She got pulled off at mile 17 of the run because she didn't make the marker in time.

"I did not know how to train in the heat and that was something that held me back," DeShaw said. "I remembering not crying because when they pulled me off I realized I had not earned it yet."

An Ironman triathlon consists of a 2.4-mile swim, 112-mile bike ride and a 26.2-mile run in that order. To put that in context, a regular triathlon consists of a 0.93-mile swim, 24.8-mile bike and a 6.2-mile run.

DeShaw, a Brainerd mother of three sons, started training for Ironman after going through postpartum depression after having her third son. After losing weight she ran in her first 5K run in 2015 and then competed in the Baxter triathlon a year later. After swimming the first leg of the Baxter triathlon, she told her husband she would never do a triathlon again. She finished the bike leg in last place, but as she crossed the finish line and completed her first triathlon she felt great. A few days later, DeShaw was hooked and wanted to sign up and train for an Ironman triathlon.

After failing her first Ironman race in Idaho in 2017, it did not take DeShaw long to sign up for the Ironman triathlon in Madison, Wis. She trained harder and smarter for the Madison Ironman triathlon in September of 2018, hoping that time she would finish.

DeShaw remembers the first time she swam across Whipple Lake to train for the Baxter triathlon, she realized she did not know how to swim. She held onto the kayak that followed those training the whole time.

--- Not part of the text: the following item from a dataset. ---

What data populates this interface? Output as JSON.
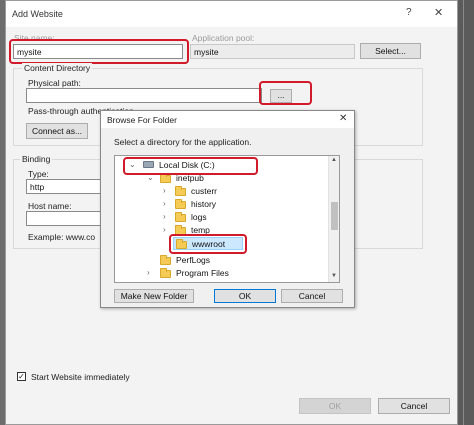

Near the end of the swim her trainer barked at her to just count 20 strokes without holding onto the kayak. After she successfully did 20 strokes her trainer barked at her to do 20 more. Because she was an inexperienced swimmer she swam face down with no vision of her surroundings. Before long she crashed her head into the buoys.

Fast forward to the Madison Ironman. After not knowing how to swim and failing her first Ironman triathlon, DeShaw had tears in her eyes 1 mile away from the finish line.

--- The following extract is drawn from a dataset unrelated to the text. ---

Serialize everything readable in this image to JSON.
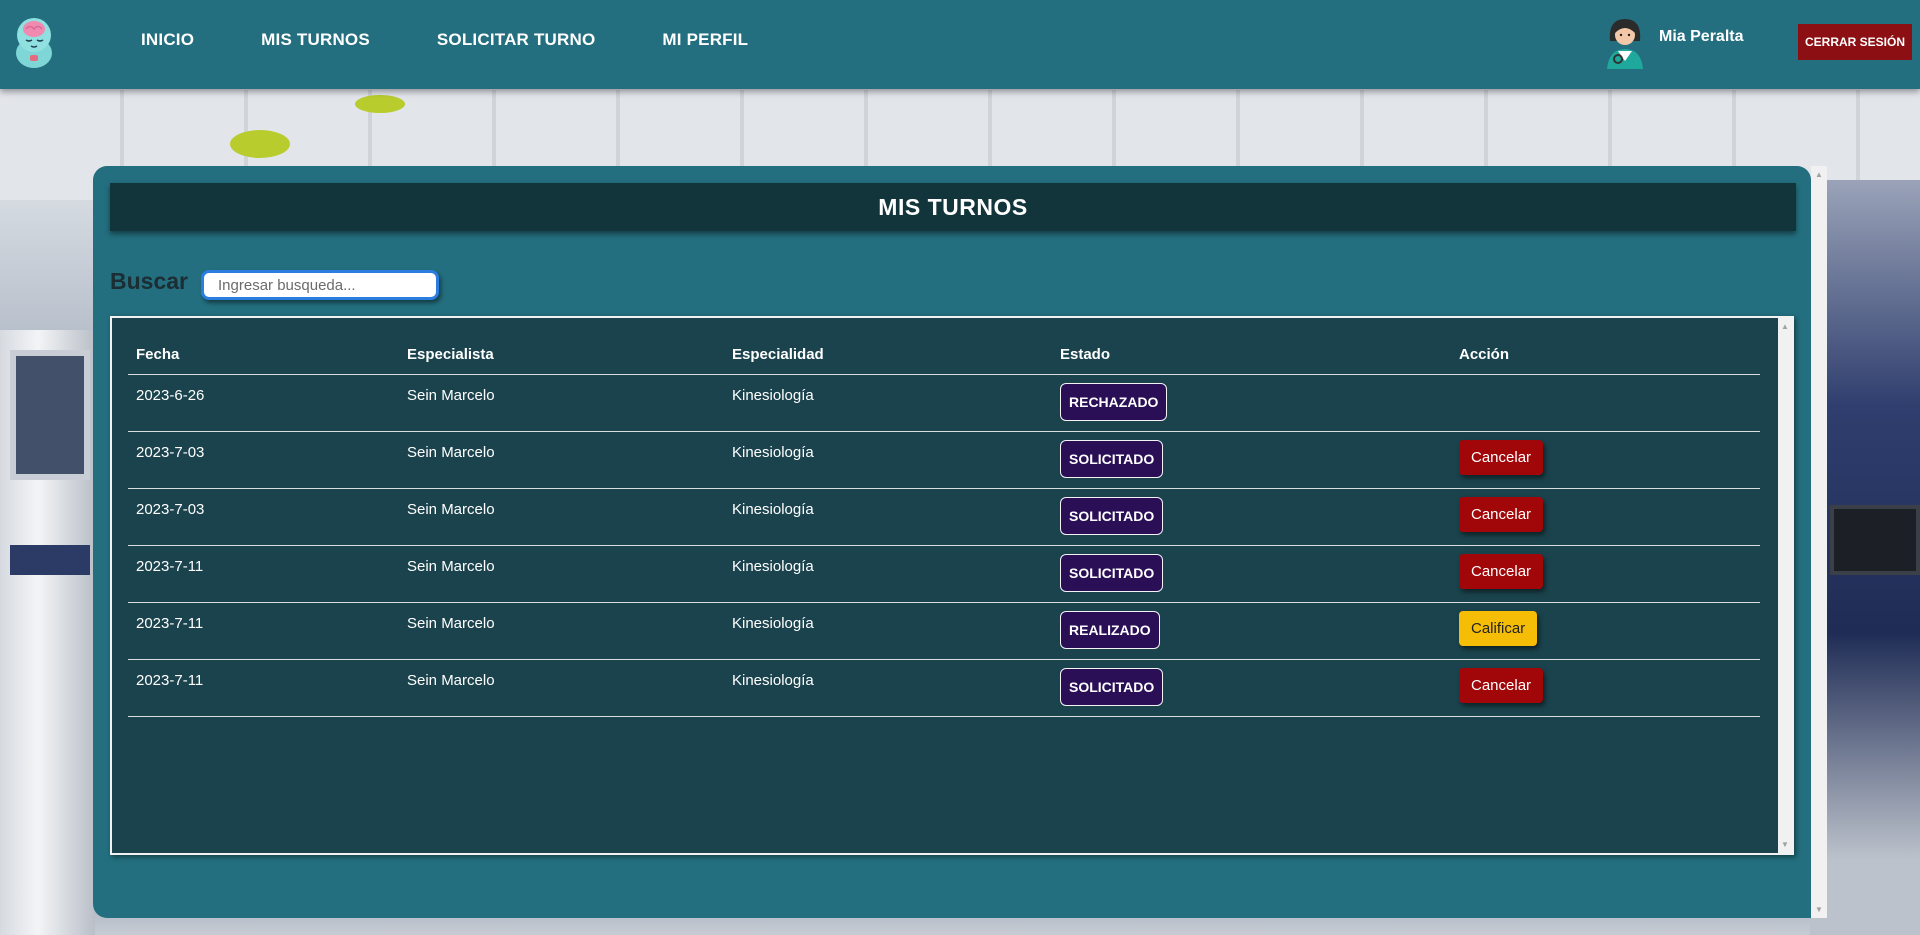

"I felt such a great deal of accomplishment," DeShaw said. "My friends and family were there and it was awesome to cross the finish line and have Mike Reilly (Ironman announcer) say, 'Jessica DeShaw, you are an Ironman.'"

DeShaw then had her Ironman friends, Josh Duda and Mike Hushagen, approach her about doing the Ironman Canada in Whistler, British Columbia, on July 28.

"They did not exactly have to twist my arm very hard," she said. "I love the training of it and the camaraderie of it and it's just fun. Without the support you cannot do these things because they keep you mentally in check."

For Josh Duda, Ironman Canada will be his fifth Ironman triathlon and he has already signed up for his sixth in Madison later. Duda said he loves DeShaw's passion in her training and notices how well she deals with adversity.

"She took a failure, like what happened in Coeur D'Alene, and made it fuel the fire for her in Madison," Duda said. "And with a little peer pressure Mike and I got her to do Canada with us."

Like DeShaw, Duda also remembers having low points during training. He is now in his 13th year of doing triathlons and remembers having doubts after finishing his first swim in the Baxter triathlon.

"A lot of us are like that," Duda said about triathlon athletes having doubts. "However, the community around us are able to push us to finish."

The hardest part of doing all these Ironman triathlons for DeShaw is the time spent away from her family, especially her boys. The sense of accomplishment she feels from training and finishing these races keep bringing her back.

"Crossing that finish in Madison was amazing," DeShaw said.

Hopefully, crossing the finish line in Canada has a similar feeling because she's earned it.